Retiring a Library, Or, Sometimes Books Need To Be Disposed
During my four years at a small university in Mississippi, I worked in the library as an assistant. Initially, I interviewed because I liked the idea of working in the library. I stuck with it because I was an extremely busy theatre and creative writing student. Working at the circulation desk usually allowed me a few hours of homework/study time. The year previous to my attending, the university had upgraded from college to university. The campus was getting a series of makeovers and changes, which included the library.
For some backstory, the current library building is not the original library building. The original burnt down in the early 1900s. The second sunk. No, it wasn’t some kind of floating library boat, although that sounds nice. Mississippi has very soft, clay-filled earth which makes construction somewhat difficult. The second library’s foundation sunk into the ground, making the floor slanted and unsafe, and the building was condemned. None of the books inside could be recused before the building was torn down. The current library is three stories tall and when I arrived, two stories were full of books.
It started with shifting books on the third floor, so that the tall metal shelves were completely full. I was often up there, either returning books to their home or checking for misplaced book. The newly empty shelves and then sections spread through the third floor until almost the entire top floor was empty, save for sections right by the stairs. The third floor had once been a quiet refuge, but the eerie empty shelves and low lighting made it too spooky to be comfortable for reading or studying.
Downstairs, the shifting had begun sideways to make room for a new tutoring space. The space would take over a year to complete. When finished, the bright décor and modern furniture was at odds with the rest of the library’s very 70’s look. To make room for the study space, the first floor books were crammed so tightly that it was difficult to pull a book from the shelves.
Out of my classmates, I knew about the trashcans of books first. Industrial sized trashcans filled the back offices of the library, stacked high with moldy, crumbling books. Book rot is dangerous in a large collection, like an academic library. It can spread through the entire collection, especially in damp, warm weather. Ahem, Mississippi. The on-staff librarians were working extremely hard to purge the collection of affected books, but this meant the collection shrunk rapidly. No one wants books with book rot.
Cue the English department students seeing the trashcans of books taken out of the library. Cue the wailing and gnashing of teeth. I was not part of this, but many of my classmates staged book rescues to take as many books as possible home with them. The librarians warned them not to. I warned them not to. It wasn’t just the English department, or just students either. The library staff threw up their hands.
Fine, take your book rot home with you.

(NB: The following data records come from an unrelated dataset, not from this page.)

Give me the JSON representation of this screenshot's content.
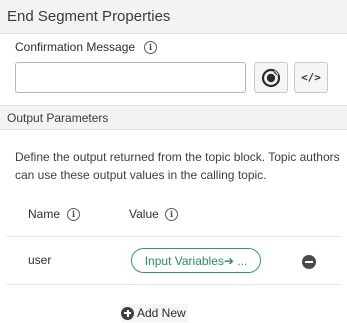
{
  "panel": {
    "title": "End Segment Properties"
  },
  "confirmation": {
    "label": "Confirmation Message",
    "info_icon": "i",
    "value": "",
    "placeholder": ""
  },
  "output_section": {
    "title": "Output Parameters",
    "description": "Define the output returned from the topic block. Topic authors can use these output values in the calling topic.",
    "columns": {
      "name": "Name",
      "value": "Value",
      "info_icon": "i"
    },
    "rows": [
      {
        "name": "user",
        "value_pill": "Input Variables➔ ..."
      }
    ],
    "add_new_label": "Add New"
  },
  "icons": {
    "data_pill_picker": "data-pill-icon",
    "script_editor": "code-icon",
    "remove": "minus-circle-icon",
    "add": "plus-circle-icon",
    "info": "info-icon"
  },
  "colors": {
    "pill_border": "#2a9d6e",
    "pill_text": "#2a8a63"
  }
}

Friends, all good things must come to an end. If a librarian warns you not to take a book from the trash home with you, heed their warning. This was no library of Alexandria. The knowledge that was contained in the removed books now lives on in the students and professors who had read them. Let a library retire in peace.